Emotions drive our behavior. But, many individuals don’t know how or why they feel a certain way. So for them, they are likely to need help communicating effectively or resolving disagreements. Even though it sounds simple enough, not everyone is in touch with their own feelings. Many ignore or try to stifle strong emotions like anger, sadness, and fear. However, connecting to these feelings is essential to handling conflict and enjoying better relationships.

Control your emotions and behavior

Be open, honest, and remain respectful. Communicate your needs without threats, deception, manipulation, or attempts at punishing the other person. Mutual trust is a fundamental issue in a healthy, long-term relationship; neither partner should do anything to weaken it.

Having a negative or distrustful attitude is harmful to this process. Likewise, approaching the conflict with a superior (hard-nosed) attitude or a feeling of inferiority (being a soft touch) is also detrimental.

Pay attention to non-verbal communication

Have you ever been conversing with someone and heard their words but believed they were saying something different with their facial expressions or body movement? 

Sometimes the most important information exchanged during conflicts is communicated non-verbally. When we can “listen” for what is felt as well as what is being, “said,” we can connect more deeply to our own needs and emotions as well as to other people. Listening this way can help you determine what the other person is trying to communicate. 

Responding in a calm tone of voice, a reassuring touch, or a curious or engaged facial expression goes a long way toward easing a strained exchange. Your ability to accurately read another person depends on your own emotional awareness. Therefore, the more you are aware of your own emotions, the easier it will be for you to pick up on the non-verbal clues that can reveal what others are feeling.

Use humor

Once you control stress and emotion, your capacity for joy, pleasure, and playfulness is set free. You can avoid many confrontations and resolve conflicts by communicating humorously. However, let me make this perfectly clear. I can’t stress enough how important it is that you laugh with the other person and not at them. Otherwise, you will set off a whole new round of fighting, if you know what I mean.

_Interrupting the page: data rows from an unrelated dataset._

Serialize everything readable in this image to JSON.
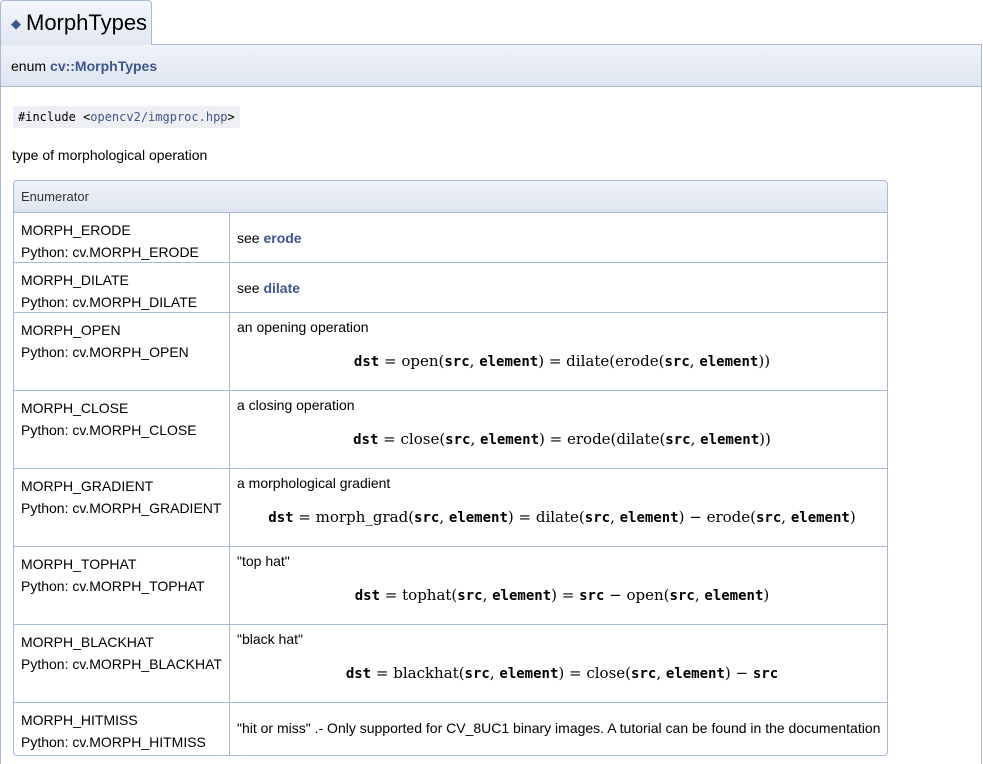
{
  "tab": {
    "icon": "diamond-icon",
    "title": "MorphTypes"
  },
  "prototype": {
    "keyword": "enum",
    "name": "cv::MorphTypes"
  },
  "include": {
    "prefix": "#include <",
    "path": "opencv2/imgproc.hpp",
    "suffix": ">"
  },
  "description": "type of morphological operation",
  "table": {
    "header": "Enumerator",
    "rows": [
      {
        "name": "MORPH_ERODE",
        "python": "Python: cv.MORPH_ERODE",
        "text": "see ",
        "link": "erode"
      },
      {
        "name": "MORPH_DILATE",
        "python": "Python: cv.MORPH_DILATE",
        "text": "see ",
        "link": "dilate"
      },
      {
        "name": "MORPH_OPEN",
        "python": "Python: cv.MORPH_OPEN",
        "text": "an opening operation",
        "formula": "dst = open(src, element) = dilate(erode(src, element))"
      },
      {
        "name": "MORPH_CLOSE",
        "python": "Python: cv.MORPH_CLOSE",
        "text": "a closing operation",
        "formula": "dst = close(src, element) = erode(dilate(src, element))"
      },
      {
        "name": "MORPH_GRADIENT",
        "python": "Python: cv.MORPH_GRADIENT",
        "text": "a morphological gradient",
        "formula": "dst = morph_grad(src, element) = dilate(src, element) − erode(src, element)"
      },
      {
        "name": "MORPH_TOPHAT",
        "python": "Python: cv.MORPH_TOPHAT",
        "text": "\"top hat\"",
        "formula": "dst = tophat(src, element) = src − open(src, element)"
      },
      {
        "name": "MORPH_BLACKHAT",
        "python": "Python: cv.MORPH_BLACKHAT",
        "text": "\"black hat\"",
        "formula": "dst = blackhat(src, element) = close(src, element) − src"
      },
      {
        "name": "MORPH_HITMISS",
        "python": "Python: cv.MORPH_HITMISS",
        "text": "\"hit or miss\" .- Only supported for CV_8UC1 binary images. A tutorial can be found in the documentation"
      }
    ]
  }
}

When humor and play are used to lessen tension and anger or put the situation into perspective, the conflict becomes an opportunity for greater connection and intimacy.

“Conflict can and should be handled constructively; when it is, relationships benefit. Conflict avoidance is NOT the hallmark of a good relationship. On the contrary, it is a symptom of serious problems and poor communication.” – Harriet B. Braiker

Most people would like to resolve their conflicts healthily, but for some, for various reasons, they have never learned how. And while the concept of “healthy conflict resolution” is easy to understand intellectually, it is not as easy to apply and use consistently. It can, however, become easier once the skills and trust are developed.

So, are you struggling with healthy responses to conflicts and wanting to explore better ways to resolve disputes positively and healthily? In that case, along with the tips listed above, working with a coach is an excellent way to learn additional techniques to enhance your conflict resolution skills. 

Hi, I’m Kris Henderson, and I am here to help. Please contact me or schedule your phone call today. And I look forward to offering you more personalized support as you develop the skills to have strong, healthy, and successful relationships moving forward.

This article originally appeared on Counseling Solutions of West Michigan.